On top of all this, there is the uncertainty of several Classic aspirants electing to train up to the big race instead of taking a more traditional prep-race path. One is Medaglia d'Oro, whose Travers victory wasn't exactly validated by Repent's flop in the Gold Cup. Another is Came Home, whose Pacific Classic score wasn't cast in a favorable light by Milwaukee Brew in the Gold Cup, since Milwaukee Brew was a good third in the Pacific Classic. Another is War Emblem, who stopped in the Pacific Classic.

When it comes to this year's Breeders' Cup Classic, right now I can think of only one word: Help!

Future wager under scrutiny

The Breeders' Cup Future Wager has been a hot topic recently, and not for positive reasons. The retirement of Street Cry the day after Pool 3 of the bet closed, and the revelation that Miss Houdini sustained a potentially career-ending tendon injury before she was offered as an individual wagering interest in Pool 4 - a matter that was not made public until after betting on Pool 4 closed - have raised important concerns.

Barry Irwin of Team Valor Stable voiced some of these concerns in the letters page in Sunday's editions. In part, Irwin wrote, "If somebody plans to accept bets on a sporting event, they owe it to the betting public to give them some kind of chance to make a buck."

That concept is indisputable. I was a member of the five-person committee that picked the individual betting interests in all four rounds of the Breeders' Cup Future Wager. At the same time, my loyalties are completely with the horseplayer, because I am a horseplayer, too. I know very well that it is the money horseplayers push through the betting windows that makes this game go.

It is up to every horseplayer, however, to recognize that future wagers, by their very nature, carry greater risk than traditional bets. Greatly offsetting this risk is the fact that odds in future wagers are usually much higher than they would be on race day.

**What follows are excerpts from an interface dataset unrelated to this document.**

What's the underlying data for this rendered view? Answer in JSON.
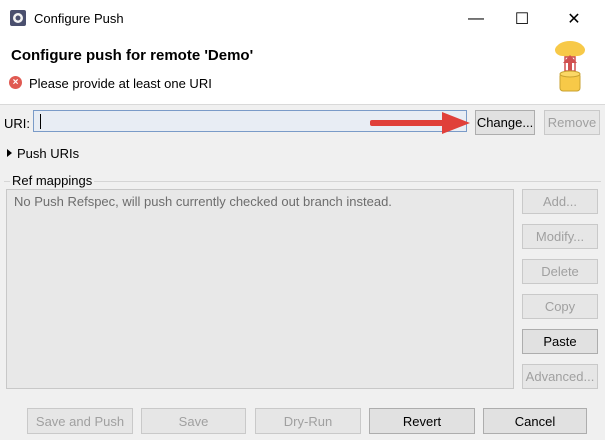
{
  "window": {
    "title": "Configure Push",
    "minimize": "—",
    "maximize": "☐",
    "close": "✕"
  },
  "header": {
    "title": "Configure push for remote 'Demo'",
    "error_message": "Please provide at least one URI",
    "error_icon": "error-icon"
  },
  "uri": {
    "label": "URI:",
    "value": "",
    "change_label": "Change...",
    "remove_label": "Remove"
  },
  "push_uris": {
    "label": "Push URIs"
  },
  "ref_mappings": {
    "label": "Ref mappings",
    "empty_text": "No Push Refspec, will push currently checked out branch instead.",
    "buttons": {
      "add": "Add...",
      "modify": "Modify...",
      "delete": "Delete",
      "copy": "Copy",
      "paste": "Paste",
      "advanced": "Advanced..."
    }
  },
  "footer": {
    "save_and_push": "Save and Push",
    "save": "Save",
    "dry_run": "Dry-Run",
    "revert": "Revert",
    "cancel": "Cancel"
  },
  "colors": {
    "annotation_arrow": "#e0403a",
    "error": "#e05a52",
    "cloud": "#f7c948"
  }
}
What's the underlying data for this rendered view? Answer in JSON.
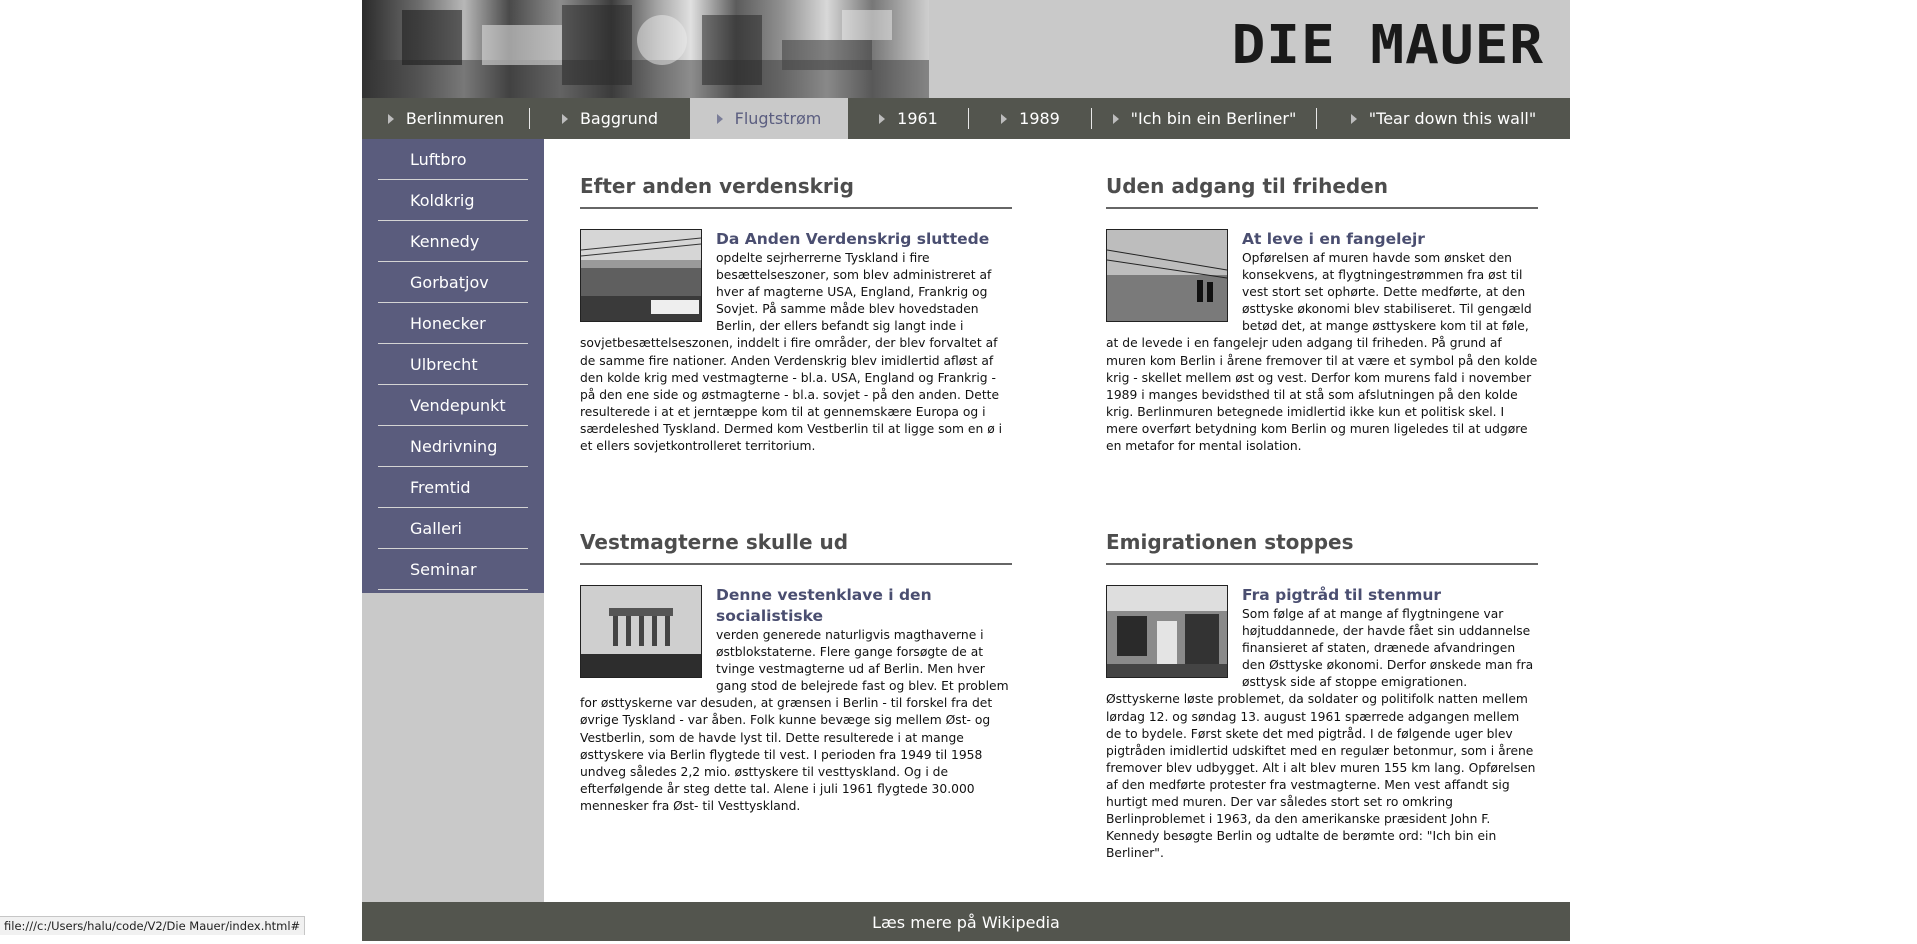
{
  "header": {
    "logo_text": "DIE MAUER",
    "collage_icon": "photo-collage-image"
  },
  "topnav": [
    {
      "label": "Berlinmuren",
      "active": false
    },
    {
      "label": "Baggrund",
      "active": false
    },
    {
      "label": "Flugtstrøm",
      "active": true
    },
    {
      "label": "1961",
      "active": false
    },
    {
      "label": "1989",
      "active": false
    },
    {
      "label": "\"Ich bin ein Berliner\"",
      "active": false
    },
    {
      "label": "\"Tear down this wall\"",
      "active": false
    }
  ],
  "sidebar": {
    "items": [
      {
        "label": "Luftbro"
      },
      {
        "label": "Koldkrig"
      },
      {
        "label": "Kennedy"
      },
      {
        "label": "Gorbatjov"
      },
      {
        "label": "Honecker"
      },
      {
        "label": "Ulbrecht"
      },
      {
        "label": "Vendepunkt"
      },
      {
        "label": "Nedrivning"
      },
      {
        "label": "Fremtid"
      },
      {
        "label": "Galleri"
      },
      {
        "label": "Seminar"
      }
    ]
  },
  "sections": [
    {
      "heading": "Efter anden verdenskrig",
      "article_title": "Da Anden Verdenskrig sluttede",
      "article_body": "opdelte sejrherrerne Tyskland i fire besættelseszoner, som blev administreret af hver af magterne USA, England, Frankrig og Sovjet. På samme måde blev hovedstaden Berlin, der ellers befandt sig langt inde i sovjetbesættelseszonen, inddelt i fire områder, der blev forvaltet af de samme fire nationer. Anden Verdenskrig blev imidlertid afløst af den kolde krig med vestmagterne - bl.a. USA, England og Frankrig - på den ene side og østmagterne - bl.a. sovjet - på den anden. Dette resulterede i at et jerntæppe kom til at gennemskære Europa og i særdeleshed Tyskland. Dermed kom Vestberlin til at ligge som en ø i et ellers sovjetkontrolleret territorium.",
      "image_icon": "berlin-wall-photo"
    },
    {
      "heading": "Uden adgang til friheden",
      "article_title": "At leve i en fangelejr",
      "article_body": "Opførelsen af muren havde som ønsket den konsekvens, at flygtningestrømmen fra øst til vest stort set ophørte. Dette medførte, at den østtyske økonomi blev stabiliseret. Til gengæld betød det, at mange østtyskere kom til at føle, at de levede i en fangelejr uden adgang til friheden. På grund af muren kom Berlin i årene fremover til at være et symbol på den kolde krig - skellet mellem øst og vest. Derfor kom murens fald i november 1989 i manges bevidsthed til at stå som afslutningen på den kolde krig. Berlinmuren betegnede imidlertid ikke kun et politisk skel. I mere overført betydning kom Berlin og muren ligeledes til at udgøre en metafor for mental isolation.",
      "image_icon": "barbed-wire-photo"
    },
    {
      "heading": "Vestmagterne skulle ud",
      "article_title": "Denne vestenklave i den socialistiske",
      "article_body": "verden generede naturligvis magthaverne i østblokstaterne. Flere gange forsøgte de at tvinge vestmagterne ud af Berlin. Men hver gang stod de belejrede fast og blev. Et problem for østtyskerne var desuden, at grænsen i Berlin - til forskel fra det øvrige Tyskland - var åben. Folk kunne bevæge sig mellem Øst- og Vestberlin, som de havde lyst til. Dette resulterede i at mange østtyskere via Berlin flygtede til vest. I perioden fra 1949 til 1958 undveg således 2,2 mio. østtyskere til vesttyskland. Og i de efterfølgende år steg dette tal. Alene i juli 1961 flygtede 30.000 mennesker fra Øst- til Vesttyskland.",
      "image_icon": "brandenburg-gate-photo"
    },
    {
      "heading": "Emigrationen stoppes",
      "article_title": "Fra pigtråd til stenmur",
      "article_body": "Som følge af at mange af flygtningene var højtuddannede, der havde fået sin uddannelse finansieret af staten, drænede afvandringen den Østtyske økonomi. Derfor ønskede man fra østtysk side af stoppe emigrationen. Østtyskerne løste problemet, da soldater og politifolk natten mellem lørdag 12. og søndag 13. august 1961 spærrede adgangen mellem de to bydele. Først skete det med pigtråd. I de følgende uger blev pigtråden imidlertid udskiftet med en regulær betonmur, som i årene fremover blev udbygget. Alt i alt blev muren 155 km lang. Opførelsen af den medførte protester fra vestmagterne. Men vest affandt sig hurtigt med muren. Der var således stort set ro omkring Berlinproblemet i 1963, da den amerikanske præsident John F. Kennedy besøgte Berlin og udtalte de berømte ord: \"Ich bin ein Berliner\".",
      "image_icon": "wall-construction-photo"
    }
  ],
  "footer": {
    "link_label": "Læs mere på Wikipedia"
  },
  "statusbar": {
    "url": "file:///c:/Users/halu/code/V2/Die Mauer/index.html#"
  },
  "colors": {
    "nav_bg": "#53554e",
    "sidebar_bg": "#5a5c7d",
    "header_bg": "#c9c9c9",
    "accent_title": "#4a4e70"
  }
}
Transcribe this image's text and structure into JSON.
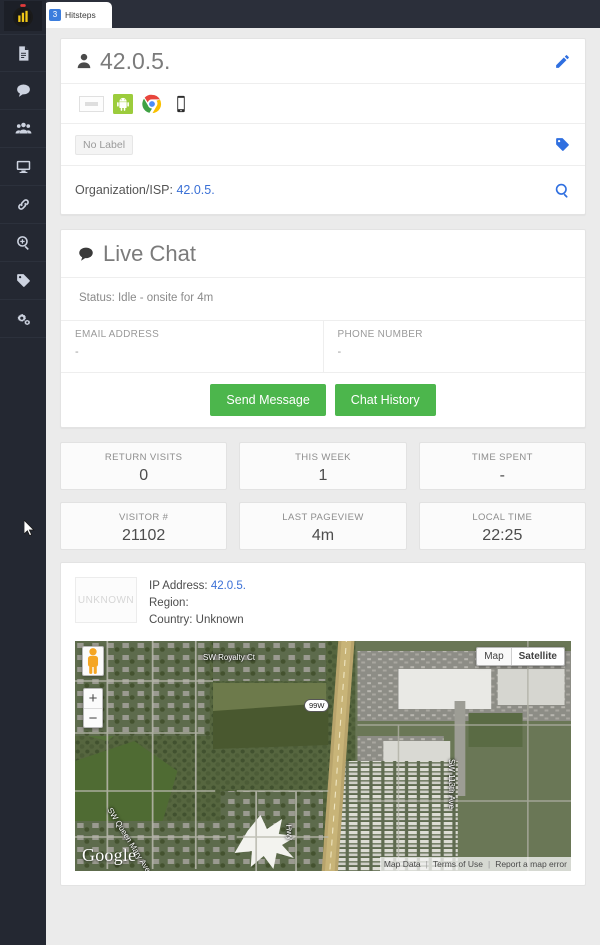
{
  "browser": {
    "tab": {
      "favicon_badge": "3",
      "title": "Hitsteps"
    }
  },
  "sidebar": {
    "logo_name": "hitsteps-logo",
    "items": [
      {
        "icon": "document-icon",
        "label": "Reports"
      },
      {
        "icon": "chat-bubble-icon",
        "label": "Live Chat"
      },
      {
        "icon": "users-icon",
        "label": "Visitors"
      },
      {
        "icon": "monitor-icon",
        "label": "Realtime"
      },
      {
        "icon": "link-icon",
        "label": "Links"
      },
      {
        "icon": "search-plus-icon",
        "label": "Analytics"
      },
      {
        "icon": "tag-icon",
        "label": "Labels"
      },
      {
        "icon": "gears-icon",
        "label": "Settings"
      }
    ]
  },
  "profile": {
    "name": "42.0.5.",
    "edit_icon": "pencil-icon",
    "person_icon": "person-icon",
    "tech_icons": [
      {
        "name": "flag-unknown-icon",
        "title": "Unknown country"
      },
      {
        "name": "android-icon",
        "title": "Android"
      },
      {
        "name": "chrome-icon",
        "title": "Chrome"
      },
      {
        "name": "mobile-device-icon",
        "title": "Mobile"
      }
    ],
    "label_chip": "No Label",
    "label_icon": "tag-icon",
    "organization_label": "Organization/ISP:",
    "organization_value": "42.0.5.",
    "search_icon": "search-icon"
  },
  "live_chat": {
    "title": "Live Chat",
    "title_icon": "chat-bubble-icon",
    "status": "Status: Idle - onsite for 4m",
    "email_label": "EMAIL ADDRESS",
    "email_value": "-",
    "phone_label": "PHONE NUMBER",
    "phone_value": "-",
    "send_message_button": "Send Message",
    "chat_history_button": "Chat History"
  },
  "stats": [
    {
      "title": "RETURN VISITS",
      "value": "0"
    },
    {
      "title": "THIS WEEK",
      "value": "1"
    },
    {
      "title": "TIME SPENT",
      "value": "-"
    },
    {
      "title": "VISITOR #",
      "value": "21102"
    },
    {
      "title": "LAST PAGEVIEW",
      "value": "4m"
    },
    {
      "title": "LOCAL TIME",
      "value": "22:25"
    }
  ],
  "location": {
    "thumb_text": "UNKNOWN",
    "ip_label": "IP Address:",
    "ip_value": "42.0.5.",
    "region_label": "Region:",
    "region_value": "",
    "country_label": "Country:",
    "country_value": "Unknown",
    "map": {
      "type_buttons": [
        {
          "label": "Map",
          "active": false
        },
        {
          "label": "Satellite",
          "active": true
        }
      ],
      "pegman_icon": "street-view-pegman-icon",
      "zoom_in": "+",
      "zoom_out": "−",
      "provider_logo": "Google",
      "attribution": [
        "Map Data",
        "Terms of Use",
        "Report a map error"
      ],
      "street_labels": [
        "SW Royalty Ct",
        "SW 113th Ave",
        "SW Queen Mary Ave",
        "Hwy"
      ],
      "highway_shield": "99W"
    }
  },
  "colors": {
    "sidebar_bg": "#242832",
    "accent_blue": "#2f6fe0",
    "link_blue": "#3a70d6",
    "button_green": "#4cb64c",
    "page_bg": "#ebebeb"
  }
}
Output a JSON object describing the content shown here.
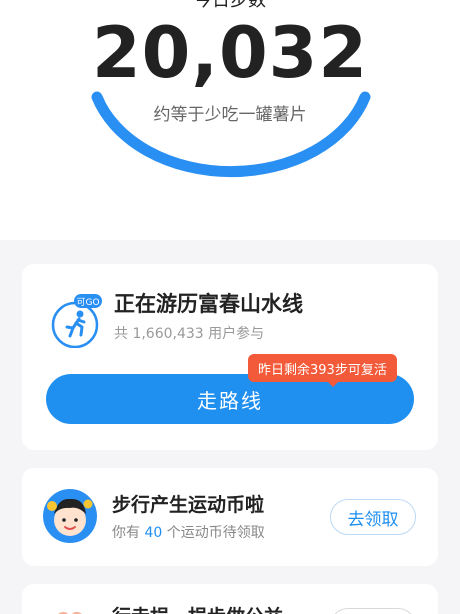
{
  "header": {
    "cut_label": "今日步数",
    "steps": "20,032",
    "subtitle": "约等于少吃一罐薯片"
  },
  "route_card": {
    "badge": "可GO",
    "title": "正在游历富春山水线",
    "participants": "共 1,660,433 用户参与",
    "tip": "昨日剩余393步可复活",
    "button": "走路线"
  },
  "coin_card": {
    "title": "步行产生运动币啦",
    "desc_prefix": "你有",
    "count": "40",
    "desc_suffix": "个运动币待领取",
    "button": "去领取"
  },
  "next_card": {
    "title": "行走捐，捐步做公益"
  },
  "colors": {
    "accent": "#1f8ff0",
    "tip": "#f35a3a"
  }
}
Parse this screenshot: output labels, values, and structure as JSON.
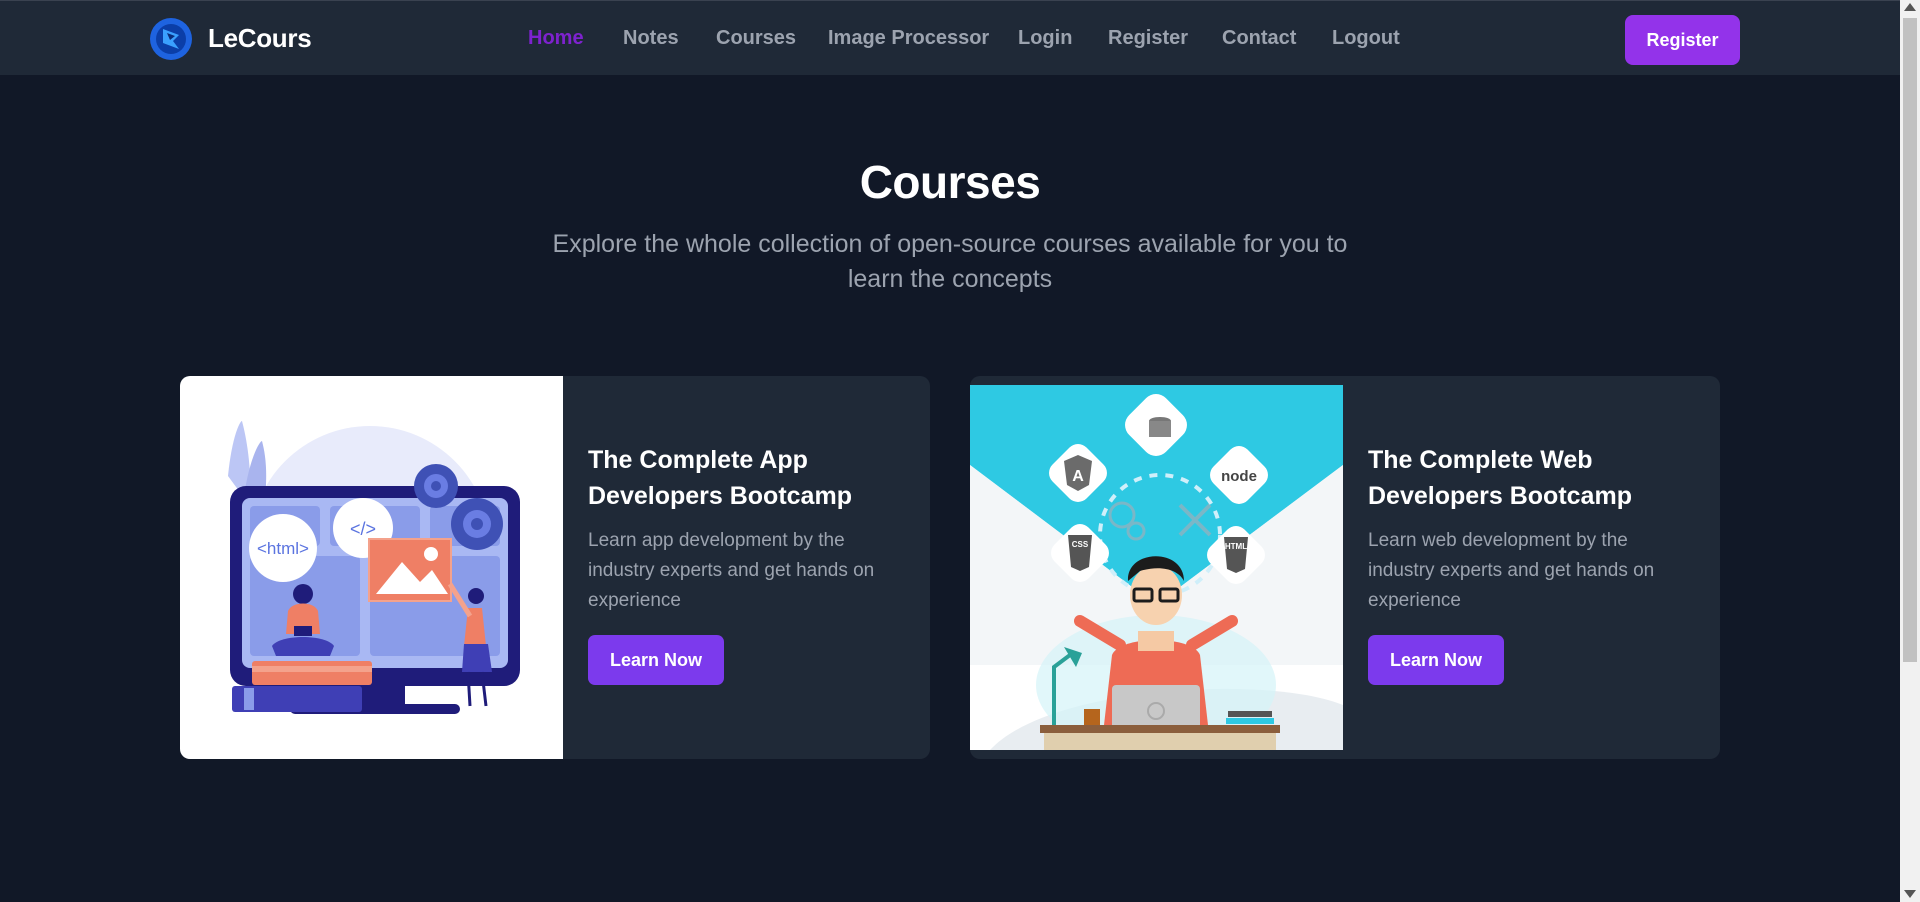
{
  "header": {
    "brand": "LeCours",
    "nav": [
      {
        "label": "Home",
        "active": true
      },
      {
        "label": "Notes"
      },
      {
        "label": "Courses"
      },
      {
        "label": "Image Processor"
      },
      {
        "label": "Login"
      },
      {
        "label": "Register"
      },
      {
        "label": "Contact"
      },
      {
        "label": "Logout"
      }
    ],
    "register_button": "Register"
  },
  "hero": {
    "title": "Courses",
    "subtitle": "Explore the whole collection of open-source courses available for you to learn the concepts"
  },
  "courses": [
    {
      "title": "The Complete App Developers Bootcamp",
      "description": "Learn app development by the industry experts and get hands on experience",
      "button": "Learn Now",
      "illustration_text": [
        "<html>",
        "</>"
      ]
    },
    {
      "title": "The Complete Web Developers Bootcamp",
      "description": "Learn web development by the industry experts and get hands on experience",
      "button": "Learn Now",
      "illustration_text": [
        "node",
        "CSS",
        "HTML"
      ]
    }
  ],
  "colors": {
    "background": "#111827",
    "header": "#1f2937",
    "card": "#1f2937",
    "accent": "#9333ea",
    "active_nav": "#7e22ce",
    "muted_text": "#9ca3af"
  },
  "icons": [
    "logo-icon",
    "scroll-up-icon",
    "scroll-down-icon"
  ]
}
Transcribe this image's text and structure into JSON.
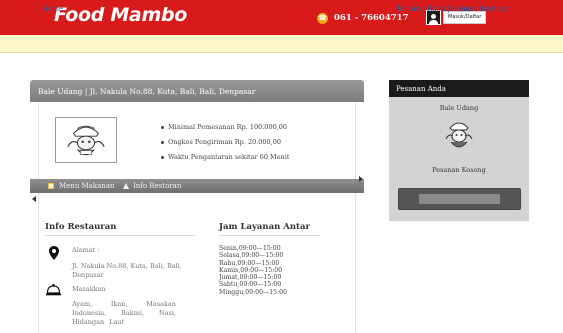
{
  "header": {
    "logo": "Food Mambo",
    "phone": "061 - 76604717",
    "login_label": "Masuk/Daftar",
    "icons": {
      "phone": "phone-icon",
      "user": "user-icon"
    },
    "colors": {
      "bar": "#d91a1a",
      "phone_icon": "#f2a91c"
    }
  },
  "nav": {
    "home": "Home",
    "about": "Tentang Kami",
    "separator": " | ",
    "all_restaurants": "Semua Restoran"
  },
  "restaurant": {
    "header": "Bale Udang | Jl. Nakula No.88, Kuta, Bali, Bali, Denpasar",
    "info": [
      "Minimal Pemesanan Rp. 100.000,00",
      "Ongkos Pengiriman Rp. 20.000,00",
      "Waktu Pengantaran sekitar 60 Menit"
    ],
    "tabs": {
      "menu": "Menu Makanan",
      "info": "Info Restoran"
    }
  },
  "info_restaurant": {
    "title": "Info Restauran",
    "address_label": "Alamat :",
    "address": "Jl. Nakula No.88, Kuta, Bali, Bali, Denpasar",
    "cuisine_label": "Masakkan",
    "cuisine": "Ayam, Ikan, Masakan Indonesia, Bakmi, Nasi, Hidangan Laut"
  },
  "delivery_hours": {
    "title": "Jam Layanan Antar",
    "days": [
      "Senin,09:00—15:00",
      "Selasa,09:00—15:00",
      "Rabu,09:00—15:00",
      "Kamis,09:00—15:00",
      "Jumat,09:00—15:00",
      "Sabtu,09:00—15:00",
      "Minggu,09:00—15:00"
    ]
  },
  "order": {
    "title": "Pesanan Anda",
    "restaurant": "Bale Udang",
    "empty": "Pesanan Kosong"
  }
}
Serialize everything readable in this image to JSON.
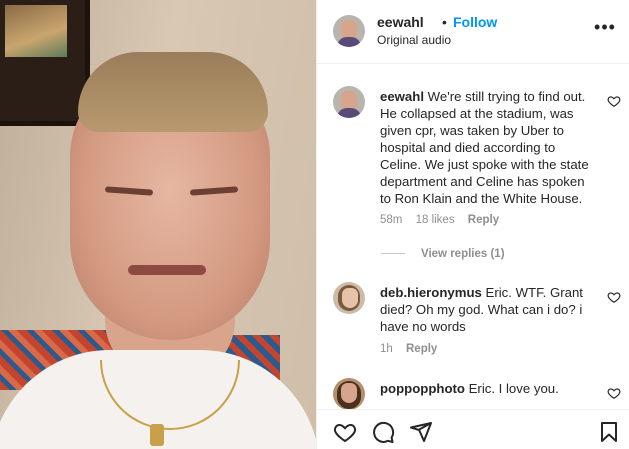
{
  "header": {
    "username": "eewahl",
    "separator": "•",
    "follow_label": "Follow",
    "audio_label": "Original audio",
    "more_label": "•••"
  },
  "comments": [
    {
      "username": "eewahl",
      "text": "We're still trying to find out. He collapsed at the stadium, was given cpr, was taken by Uber to hospital and died according to Celine. We just spoke with the state department and Celine has spoken to Ron Klain and the White House.",
      "time": "58m",
      "likes": "18 likes",
      "reply_label": "Reply",
      "view_replies": "View replies (1)"
    },
    {
      "username": "deb.hieronymus",
      "text": "Eric. WTF. Grant died? Oh my god. What can i do? i have no words",
      "time": "1h",
      "reply_label": "Reply"
    },
    {
      "username": "poppopphoto",
      "text": "Eric. I love you."
    }
  ],
  "icons": {
    "like": "heart-icon",
    "comment": "comment-icon",
    "share": "share-icon",
    "save": "bookmark-icon"
  },
  "colors": {
    "follow": "#0095f6",
    "muted": "#8e8e8e",
    "text": "#262626"
  }
}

In the Breeders' Cup Future Wager, there were 23 individual betting interests offered in each race, with a field bet comprising all other horses. Even if the selection committee did a remarkable job and months ahead of race day was able to identify all those who would eventually start and make them individual betting interests, there would still be at least nine other individual betting interests who would not become Breeders' Cup starters, since each race is limited to 14 horses.

It has been suggested that, in the future, the Breeders' Cup contact the connections of all potential individual betting interests to determine the health of and intentions for these horses. That sounds good, but in reality, not every horseman would be forthcoming with such information, because it could be damaging to the value of a certain horse if it was revealed that he had an injury.

One other point Irwin included in his letter was, "Nor should it be up to an owner like myself to alert Arlington officials that Team Valor has no intention of running Added Edge in the Breeders' Cup." Added Edge was offered as one of the 23 individual betting interests in the Juvenile.

This comment is alarming because of its contempt for the betting public. Why shouldn't it be the responsibility of Irwin and every other horseman to think of the public, which funds the purses their horses race for, by alerting officials or the media about the status of their horses?

Trainer Elliott Walden did just that when an injury surfaced to Awesome Humor, the filly that he trains for WinStar Farm. And, because he did the right thing, Breeders' Cup Future Wagering on her was immediately halted.